Exercise: Every record should be written out again in full, with no character altered.
Segment Start: Records for the exercise
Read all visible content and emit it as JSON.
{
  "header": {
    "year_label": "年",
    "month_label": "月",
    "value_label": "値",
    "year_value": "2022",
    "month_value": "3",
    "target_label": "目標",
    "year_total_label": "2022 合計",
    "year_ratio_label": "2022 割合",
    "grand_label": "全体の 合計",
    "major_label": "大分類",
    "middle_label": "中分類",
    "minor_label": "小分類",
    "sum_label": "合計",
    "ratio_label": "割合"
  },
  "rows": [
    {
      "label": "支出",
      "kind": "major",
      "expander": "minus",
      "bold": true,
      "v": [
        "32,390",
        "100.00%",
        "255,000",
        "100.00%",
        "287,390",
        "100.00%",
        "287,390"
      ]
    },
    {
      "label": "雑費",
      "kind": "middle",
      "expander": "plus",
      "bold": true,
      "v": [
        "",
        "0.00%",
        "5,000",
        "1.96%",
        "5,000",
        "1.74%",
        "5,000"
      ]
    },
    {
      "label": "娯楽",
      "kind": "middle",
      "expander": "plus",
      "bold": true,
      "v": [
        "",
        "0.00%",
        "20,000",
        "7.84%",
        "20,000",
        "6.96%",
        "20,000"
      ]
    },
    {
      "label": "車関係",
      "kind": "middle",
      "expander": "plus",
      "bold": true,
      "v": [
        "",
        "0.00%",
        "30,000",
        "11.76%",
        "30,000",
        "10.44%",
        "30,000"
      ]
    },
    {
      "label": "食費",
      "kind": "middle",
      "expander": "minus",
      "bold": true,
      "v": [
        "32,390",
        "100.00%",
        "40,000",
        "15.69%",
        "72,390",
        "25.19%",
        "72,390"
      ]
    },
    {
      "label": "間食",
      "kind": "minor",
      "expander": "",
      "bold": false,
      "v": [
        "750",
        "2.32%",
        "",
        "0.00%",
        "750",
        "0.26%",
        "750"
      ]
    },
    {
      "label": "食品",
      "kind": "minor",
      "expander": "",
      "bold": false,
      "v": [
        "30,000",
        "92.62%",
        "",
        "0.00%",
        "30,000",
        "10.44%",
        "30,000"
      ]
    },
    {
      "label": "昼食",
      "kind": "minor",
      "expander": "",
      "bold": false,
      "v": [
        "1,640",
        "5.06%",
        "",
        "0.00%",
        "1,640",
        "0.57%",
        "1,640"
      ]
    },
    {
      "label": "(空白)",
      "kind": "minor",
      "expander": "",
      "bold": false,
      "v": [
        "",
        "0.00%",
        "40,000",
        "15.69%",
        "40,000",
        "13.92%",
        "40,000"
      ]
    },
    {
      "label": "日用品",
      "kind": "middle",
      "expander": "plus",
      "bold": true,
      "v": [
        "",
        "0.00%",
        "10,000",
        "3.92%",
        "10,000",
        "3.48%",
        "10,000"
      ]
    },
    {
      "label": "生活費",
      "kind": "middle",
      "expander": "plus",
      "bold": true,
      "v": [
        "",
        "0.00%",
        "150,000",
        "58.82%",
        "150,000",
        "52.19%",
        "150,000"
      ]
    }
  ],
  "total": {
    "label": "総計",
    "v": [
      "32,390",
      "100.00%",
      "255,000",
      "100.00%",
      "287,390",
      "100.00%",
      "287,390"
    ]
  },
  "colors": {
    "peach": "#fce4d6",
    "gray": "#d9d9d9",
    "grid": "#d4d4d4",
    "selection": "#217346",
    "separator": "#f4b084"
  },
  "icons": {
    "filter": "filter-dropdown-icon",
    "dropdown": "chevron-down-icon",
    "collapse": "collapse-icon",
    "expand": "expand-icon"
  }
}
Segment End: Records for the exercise
Exercise output:
Read all visible content and emit it as JSON.
{
  "header": {
    "year_label": "年",
    "month_label": "月",
    "value_label": "値",
    "year_value": "2022",
    "month_value": "3",
    "target_label": "目標",
    "year_total_label": "2022 合計",
    "year_ratio_label": "2022 割合",
    "grand_label": "全体の 合計",
    "major_label": "大分類",
    "middle_label": "中分類",
    "minor_label": "小分類",
    "sum_label": "合計",
    "ratio_label": "割合"
  },
  "rows": [
    {
      "label": "支出",
      "kind": "major",
      "expander": "minus",
      "bold": true,
      "v": [
        "32,390",
        "100.00%",
        "255,000",
        "100.00%",
        "287,390",
        "100.00%",
        "287,390"
      ]
    },
    {
      "label": "雑費",
      "kind": "middle",
      "expander": "plus",
      "bold": true,
      "v": [
        "",
        "0.00%",
        "5,000",
        "1.96%",
        "5,000",
        "1.74%",
        "5,000"
      ]
    },
    {
      "label": "娯楽",
      "kind": "middle",
      "expander": "plus",
      "bold": true,
      "v": [
        "",
        "0.00%",
        "20,000",
        "7.84%",
        "20,000",
        "6.96%",
        "20,000"
      ]
    },
    {
      "label": "車関係",
      "kind": "middle",
      "expander": "plus",
      "bold": true,
      "v": [
        "",
        "0.00%",
        "30,000",
        "11.76%",
        "30,000",
        "10.44%",
        "30,000"
      ]
    },
    {
      "label": "食費",
      "kind": "middle",
      "expander": "minus",
      "bold": true,
      "v": [
        "32,390",
        "100.00%",
        "40,000",
        "15.69%",
        "72,390",
        "25.19%",
        "72,390"
      ]
    },
    {
      "label": "間食",
      "kind": "minor",
      "expander": "",
      "bold": false,
      "v": [
        "750",
        "2.32%",
        "",
        "0.00%",
        "750",
        "0.26%",
        "750"
      ]
    },
    {
      "label": "食品",
      "kind": "minor",
      "expander": "",
      "bold": false,
      "v": [
        "30,000",
        "92.62%",
        "",
        "0.00%",
        "30,000",
        "10.44%",
        "30,000"
      ]
    },
    {
      "label": "昼食",
      "kind": "minor",
      "expander": "",
      "bold": false,
      "v": [
        "1,640",
        "5.06%",
        "",
        "0.00%",
        "1,640",
        "0.57%",
        "1,640"
      ]
    },
    {
      "label": "(空白)",
      "kind": "minor",
      "expander": "",
      "bold": false,
      "v": [
        "",
        "0.00%",
        "40,000",
        "15.69%",
        "40,000",
        "13.92%",
        "40,000"
      ]
    },
    {
      "label": "日用品",
      "kind": "middle",
      "expander": "plus",
      "bold": true,
      "v": [
        "",
        "0.00%",
        "10,000",
        "3.92%",
        "10,000",
        "3.48%",
        "10,000"
      ]
    },
    {
      "label": "生活費",
      "kind": "middle",
      "expander": "plus",
      "bold": true,
      "v": [
        "",
        "0.00%",
        "150,000",
        "58.82%",
        "150,000",
        "52.19%",
        "150,000"
      ]
    }
  ],
  "total": {
    "label": "総計",
    "v": [
      "32,390",
      "100.00%",
      "255,000",
      "100.00%",
      "287,390",
      "100.00%",
      "287,390"
    ]
  },
  "colors": {
    "peach": "#fce4d6",
    "gray": "#d9d9d9",
    "grid": "#d4d4d4",
    "selection": "#217346",
    "separator": "#f4b084"
  },
  "icons": {
    "filter": "filter-dropdown-icon",
    "dropdown": "chevron-down-icon",
    "collapse": "collapse-icon",
    "expand": "expand-icon"
  }
}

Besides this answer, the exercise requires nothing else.